I’m at a terrible writer’s block, but I don’t believe it only has to do with this blog.  I have a block in my life right now.  I’m not motivated and I’m becoming resentful of “stuff” in my life.  I don’t want to go into too much detail, but one of the problems is that I’ve reached a plateau.

Throughout the beginning of your life, you are handed education (if you’re lucky).  You go to school from kindergarten through to senior year of high school.  That’s 13 years in my town.  Even before kindergarten, your brain is developing so quickly that everything is a new lesson to learn through social interactions and physical limitations.  If you’re so blessed to go to college, you have four more years to go to class and get more learning and knowledge to soak up, all handed to you on a silver platter.

After college, you can go either to graduate school or find a job and start making money.  I decided to go the route of the latter because I am not interested in grad school and never have been.

I’ve begun to discover that you need to help yourself if you want to keep learning.  I guess I expected to continuously be motivated in my life and job and to always find fulfillment.  But everything becomes routine after a while: marriages/relationships, jobs…just life in general.

So you need to find a way to shake it up.  You.  Yourself.  No one else.  You need to make yourself learn because it’s no longer supplied to you all the time, everyday.  And when you don’t have the opportunity to learn from others, you have to unlearn what you have learned.  Grow, and then grow some more.

This week has been funky for me with this blog.  I have felt downtrodden and not interested in writing about Star Wars.  I’ve been jealous of bloggers who live on the West Coast and get to go to tons of Cons because it means they have more material to write about.  I then got really sad because the one Con I have been SO excited about this year (BSG folk + one of my favorite authors) is during my family vacation.

Yes, I’m sulking, and yes I’m pouting.  But by admitting that I’m in a funk helps me move on and helps me to get out of it.

Do.  Or do not.  There is no try.  I am not going to try to write a post that I don’t feel right now (I have been working on one, but it’s really half hearted and not flowing).  I am going to write how I feel at this moment and what’s going on, even if I’m the only one who reads it.  If I want to learn more, I need to make the effort to do so.

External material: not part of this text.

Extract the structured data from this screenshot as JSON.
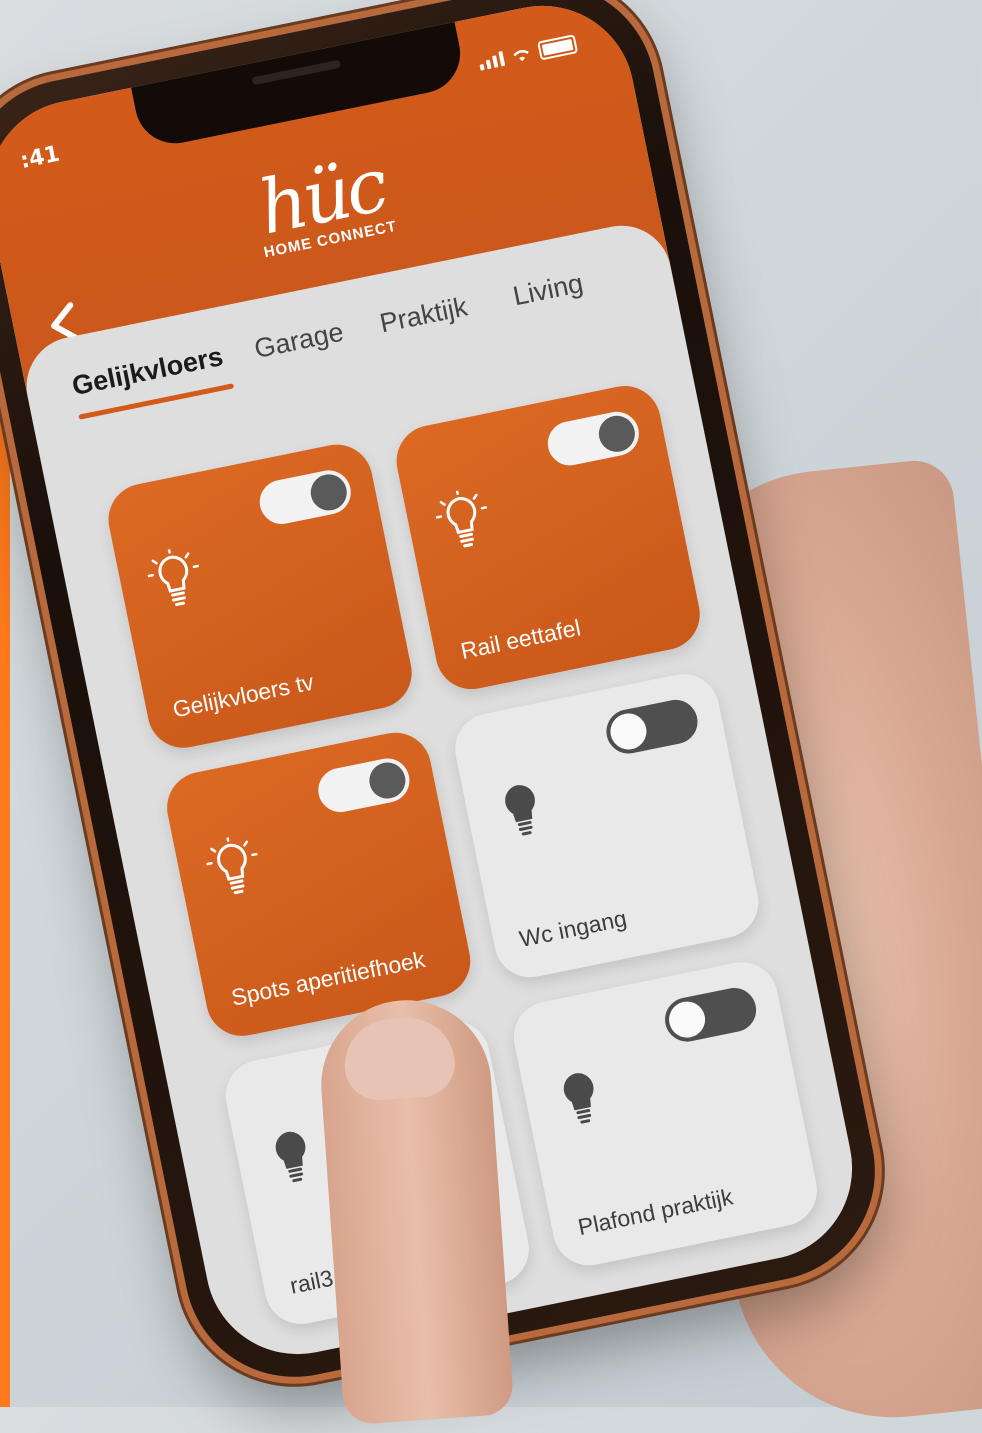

So for “do”ing – I’m going to invest myself more into Star Wars and try to learn beyond what I know.  As of right now, I’m not sure if that means I’m going to read more EU books (I read a great snippet from the new book Into the Void: Dawn of the Jedi that was in the latest Insider that peaked my interest).  Maybe it just means surrounding myself with more or unlearning what I have learned already.  There’s always something new in this universe, and with the release of VII rapidly approaching, there’s even more fresh news to be excited about.

As for “do not” – I am not going to be complacent.  Not only in my blog, but in my job and my relationship.  Trying is unacceptable to a Jedi.  We DO.  And when you have to do something yourself, it means picking your feet back up, standing tall, and getting to work.  Learning what works and what does not.

Ok.  I feel more motivated.